Woods, whose wife, Julie, and 10-year-old daughter, Christina, are 100 percent behind him, says safety is his top priority. He skydives weekly with a group of friends who recently opened Jumping for Fun Skydiving in Lebanon. A team of 20 will help with safety checks, packing parachutes and keeping Woods fueled with food and water.
Boswell said he remembers a couple of Cokes kept his energy level up when he started to get tired.
Woods has also invited world-record holder Jay Stokes, president of the U.S. Parachuters Association, to attend Friday. Stokes, a career skydiver, made 641 jumps in a 24-hour period, which required three planes and a staff of 50.
To put that record in perspective, Stokes made 241 more jumps in one day than Woods has made in six years. Woods made his 430th jump Wednesday evening.
Woods, who has jumped in states all over the nation, says it’s not strange that Kentucky’s record is low and unbroken given that so few people in the state have adopted skydiving as a hobby.
“There aren’t very many of us here, not more than 20 of us in the state, I’d say,” he said. “There are two drop zones, and we’re both small. Most anyone who wants to set a record is going to go to another state.”
The main goal of the event is to raise money for Scott, but Woods says he also expects it to inspire more Kentuckians to consider joining him in his passion. There’s nothing better than jumping out of a plane in the middle of Kentucky countryside, he says, referring to his favorite drop zone in Lebanon.
“It’s a grass runway, not a big airport,” he explains. “It’s out in the country, it’s beautiful out there. Nothing compares to when you jump out at sunset. You get out, open up and enjoy the ride down.”
To read Jesse Scott’s story, go to Jessesjourney.wordpress.com. Donations may be made at any BB&T Bank location, or by mailing a check to BB&T, 5205 Hasbrook Drive, Louisville, KY 40229. Checks may be made out to Marcus Hourigan/Jesse’s Journey.
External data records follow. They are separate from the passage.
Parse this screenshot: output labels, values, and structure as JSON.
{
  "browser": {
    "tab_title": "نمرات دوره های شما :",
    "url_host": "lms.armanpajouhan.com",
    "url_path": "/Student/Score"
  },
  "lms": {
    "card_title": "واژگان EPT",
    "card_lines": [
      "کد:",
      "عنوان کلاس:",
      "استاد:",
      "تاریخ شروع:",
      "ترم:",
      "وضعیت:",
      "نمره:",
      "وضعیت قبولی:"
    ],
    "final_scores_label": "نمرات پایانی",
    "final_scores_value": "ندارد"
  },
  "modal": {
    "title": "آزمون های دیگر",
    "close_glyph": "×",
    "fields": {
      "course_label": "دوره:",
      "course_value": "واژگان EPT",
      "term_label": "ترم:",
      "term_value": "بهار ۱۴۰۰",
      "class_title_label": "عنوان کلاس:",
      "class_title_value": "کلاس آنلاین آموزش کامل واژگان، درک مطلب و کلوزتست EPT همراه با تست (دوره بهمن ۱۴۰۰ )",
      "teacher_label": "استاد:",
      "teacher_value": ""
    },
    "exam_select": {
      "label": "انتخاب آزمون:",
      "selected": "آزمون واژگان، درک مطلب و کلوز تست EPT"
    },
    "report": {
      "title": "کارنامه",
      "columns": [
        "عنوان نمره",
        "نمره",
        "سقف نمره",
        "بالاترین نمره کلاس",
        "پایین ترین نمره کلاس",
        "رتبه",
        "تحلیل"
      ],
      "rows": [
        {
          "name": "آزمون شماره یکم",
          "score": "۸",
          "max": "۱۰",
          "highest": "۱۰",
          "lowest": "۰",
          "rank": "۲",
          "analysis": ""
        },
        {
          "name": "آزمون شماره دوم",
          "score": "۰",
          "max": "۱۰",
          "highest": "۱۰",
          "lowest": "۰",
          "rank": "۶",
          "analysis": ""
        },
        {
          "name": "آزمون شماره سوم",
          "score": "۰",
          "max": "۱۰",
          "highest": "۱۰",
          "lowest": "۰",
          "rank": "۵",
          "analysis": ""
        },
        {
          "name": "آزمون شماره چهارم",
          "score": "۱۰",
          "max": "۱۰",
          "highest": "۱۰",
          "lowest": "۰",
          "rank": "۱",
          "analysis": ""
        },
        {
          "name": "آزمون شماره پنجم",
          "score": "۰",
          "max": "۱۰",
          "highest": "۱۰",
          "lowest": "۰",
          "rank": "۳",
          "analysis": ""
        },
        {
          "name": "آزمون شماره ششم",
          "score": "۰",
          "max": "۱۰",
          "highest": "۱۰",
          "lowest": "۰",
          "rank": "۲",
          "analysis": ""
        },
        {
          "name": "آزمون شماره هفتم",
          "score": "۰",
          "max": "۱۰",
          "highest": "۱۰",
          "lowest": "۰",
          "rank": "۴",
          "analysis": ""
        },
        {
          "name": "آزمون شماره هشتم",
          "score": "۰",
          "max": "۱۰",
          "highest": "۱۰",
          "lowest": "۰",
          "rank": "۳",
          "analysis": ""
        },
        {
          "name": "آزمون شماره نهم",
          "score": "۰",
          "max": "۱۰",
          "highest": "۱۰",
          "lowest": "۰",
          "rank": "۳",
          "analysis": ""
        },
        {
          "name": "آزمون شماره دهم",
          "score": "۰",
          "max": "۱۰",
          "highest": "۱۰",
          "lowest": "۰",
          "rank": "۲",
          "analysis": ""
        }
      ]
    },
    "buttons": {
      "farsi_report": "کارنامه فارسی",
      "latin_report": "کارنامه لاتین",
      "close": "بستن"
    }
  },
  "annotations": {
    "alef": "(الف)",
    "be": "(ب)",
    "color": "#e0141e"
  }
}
Hourigan is Scott’s cousin and the coworker who first told Woods about his battle with leukemia.
Be there for the record:
When: Friday, June 22, from sunup (around 6:30 a.m.) until sundown
Where: Arnolds Airport, 858 Simstown Road, Springfield
Admission: Food provided by KFC, music and games are free and open to the public